@using Microsoft.AspNetCore.Authorization

@page "/add"

@attribute [Authorize]

<AddContactControl />

Look, no code!

Audits

After testing the application and verifying that it successfully adds, updates, deletes, validates, etc. I headed over to the database to check on audits. This is what I saw:

Audit rows

The “user” here is based on the NameIdentifier claim from Azure Active Directory. This claim will be unique per user per app. If you set up a different application, the same user will have a different unique identifier. It is enough to show uniqueness by users, but not enough to tie the user back to their Active Directory account. If you need to trace the user back to the account, you can choose other claims or configure the application to use a different name identifier. Learn more by reading: How to customize Azure AD claims. The logic for determining the “name” is in the ContactAuditAdapter class.

Summary

I had several goals behind this set of projects. First, I wanted to provide a solid reference example with features frequently used in enterprise line of business apps.
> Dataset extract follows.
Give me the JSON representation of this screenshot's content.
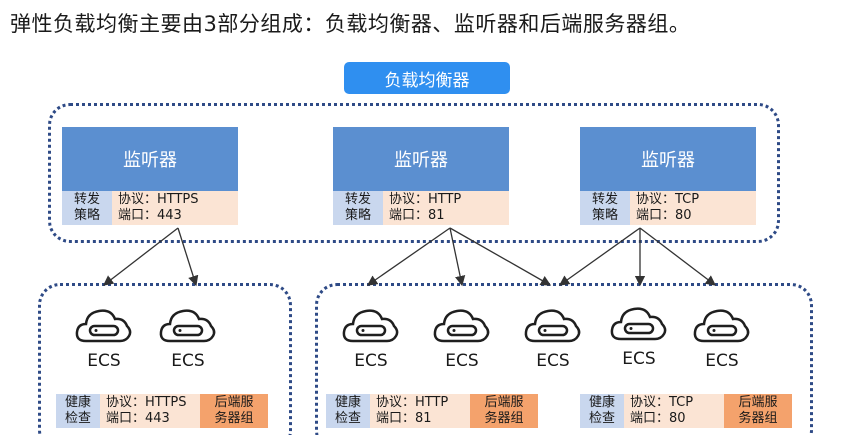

Second, I wanted to demonstrate the appropriate use of EF Core in Blazor apps. The guidance that will be coming soon to the official documentation is this:

  • Use a single context per operation, unless
  • You are using change tracking or concurrency, then use a context per component with OwningComponentBase, or
  • Use the disconnected entities pattern to save concurrency tokens (as I do in the client WebAssembly app).
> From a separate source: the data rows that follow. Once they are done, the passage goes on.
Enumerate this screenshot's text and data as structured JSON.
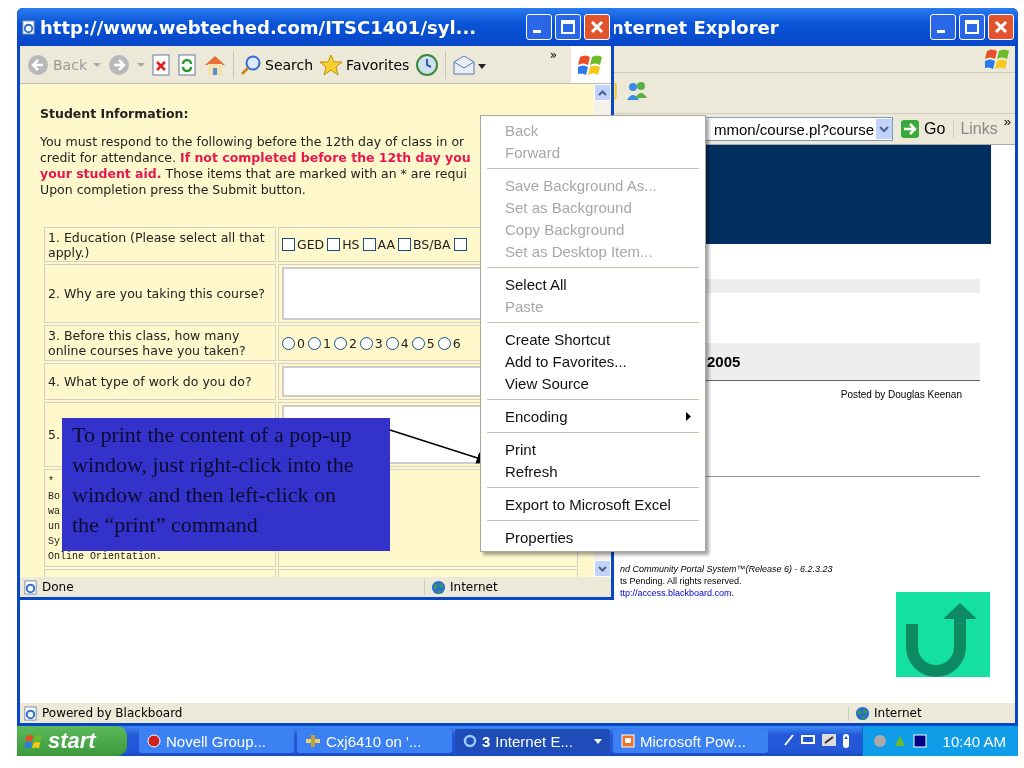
{
  "background_window": {
    "title": "nternet Explorer",
    "address": "mmon/course.pl?course",
    "go_button": "Go",
    "links": "Links",
    "toolbar_more": "»",
    "heading": "2005",
    "posted_by": "Posted by Douglas Keenan",
    "footer": [
      "nd Community Portal System™(Release 6) - 6.2.3.23",
      "ts Pending. All rights reserved."
    ],
    "footer_link": "ttp://access.blackboard.com",
    "footer_link_suffix": ".",
    "status_bar": {
      "text": "Powered by Blackboard",
      "zone": "Internet"
    }
  },
  "popup_window": {
    "title": "http://www.webteched.com/ITSC1401/syl...",
    "toolbar": {
      "back": "Back",
      "search": "Search",
      "favorites": "Favorites",
      "more": "»"
    },
    "section_title": "Student Information:",
    "intro": "You must respond to the following before the 12th day of class in or\ncredit for attendance. **If not completed before the 12th day you**\n**your student aid.** Those items that are marked with an * are requi\nUpon completion press the Submit button.",
    "questions": [
      {
        "kind": "checkboxes",
        "label": "1. Education (Please select all that apply.)",
        "options": [
          {
            "label": "GED",
            "checked": false
          },
          {
            "label": "HS",
            "checked": false
          },
          {
            "label": "AA",
            "checked": false
          },
          {
            "label": "BS/BA",
            "checked": false
          },
          {
            "checked": false
          }
        ]
      },
      {
        "kind": "textarea",
        "label": "2. Why are you taking this course?"
      },
      {
        "kind": "radios",
        "label": "3. Before this class, how many online courses have you taken?",
        "options": [
          {
            "label": "0",
            "selected": false
          },
          {
            "label": "1",
            "selected": false
          },
          {
            "label": "2",
            "selected": false
          },
          {
            "label": "3",
            "selected": false
          },
          {
            "label": "4",
            "selected": false
          },
          {
            "label": "5",
            "selected": false
          },
          {
            "label": "6",
            "selected": false
          }
        ]
      },
      {
        "kind": "input",
        "label": "4. What type of work do you do?"
      },
      {
        "kind": "textarea",
        "label": "5."
      },
      {
        "kind": "note",
        "lines": [
          "*",
          "Bo",
          "wa",
          "un",
          "Sy",
          "Online Orientation."
        ]
      }
    ],
    "status_bar": {
      "text": "Done",
      "zone": "Internet"
    }
  },
  "context_menu": {
    "groups": [
      [
        {
          "label": "Back",
          "disabled": true,
          "submenu": false
        },
        {
          "label": "Forward",
          "disabled": true,
          "submenu": false
        }
      ],
      [
        {
          "label": "Save Background As...",
          "disabled": true,
          "submenu": false
        },
        {
          "label": "Set as Background",
          "disabled": true,
          "submenu": false
        },
        {
          "label": "Copy Background",
          "disabled": true,
          "submenu": false
        },
        {
          "label": "Set as Desktop Item...",
          "disabled": true,
          "submenu": false
        }
      ],
      [
        {
          "label": "Select All",
          "disabled": false,
          "submenu": false
        },
        {
          "label": "Paste",
          "disabled": true,
          "submenu": false
        }
      ],
      [
        {
          "label": "Create Shortcut",
          "disabled": false,
          "submenu": false
        },
        {
          "label": "Add to Favorites...",
          "disabled": false,
          "submenu": false
        },
        {
          "label": "View Source",
          "disabled": false,
          "submenu": false
        }
      ],
      [
        {
          "label": "Encoding",
          "disabled": false,
          "submenu": true
        }
      ],
      [
        {
          "label": "Print",
          "disabled": false,
          "submenu": false
        },
        {
          "label": "Refresh",
          "disabled": false,
          "submenu": false
        }
      ],
      [
        {
          "label": "Export to Microsoft Excel",
          "disabled": false,
          "submenu": false
        }
      ],
      [
        {
          "label": "Properties",
          "disabled": false,
          "submenu": false
        }
      ]
    ]
  },
  "callout": {
    "text": "To print the content of a pop-up window, just right-click into the window and then left-click on the “print” command"
  },
  "taskbar": {
    "start": "start",
    "buttons": [
      {
        "label": "Novell Group...",
        "selected": false
      },
      {
        "label": "Cxj6410 on '...",
        "selected": false
      },
      {
        "count": "3",
        "label": "Internet E...",
        "selected": true
      },
      {
        "label": "Microsoft Pow...",
        "selected": false
      }
    ],
    "clock": "10:40 AM"
  }
}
The last thing I wanted to show was an approach to maximize code reuse. The project will allow you to reuse the model across any .NET projects (including edge devices and mobile), data access and repositories across most .NET Core projects (including Xamarin, WPF, and WinForms), and a set of UI components that are reusable between the client and server versions of Blazor.

As always, your feedback is both desired and welcomed.

Regards,

Jeremy Likness

Do you have an idea or suggestion for a blog post? Submit it here!
comments powered by Disqus

Part of the series: Blazor and EF Core

  1. EF Core and Cosmos DB with Blazor WebAssembly
  2. Azure AD Secured Serverless Cosmos DB from Blazor WebAssembly
  3. Build a Blazor WebAssembly Line of Business App Part 1: Intro and Data Access
  4. Build a Blazor WebAssembly Line of Business App Part 2: Client and Server
  5. Build a Blazor WebAssembly Line of Business App Part 3: Query, Delete and Concurrency
  6. Build a Blazor WebAssembly LOB App Part 4: Make it Blazor-Friendly
  7. Build an Azure AD Secured Blazor Server Line of Business App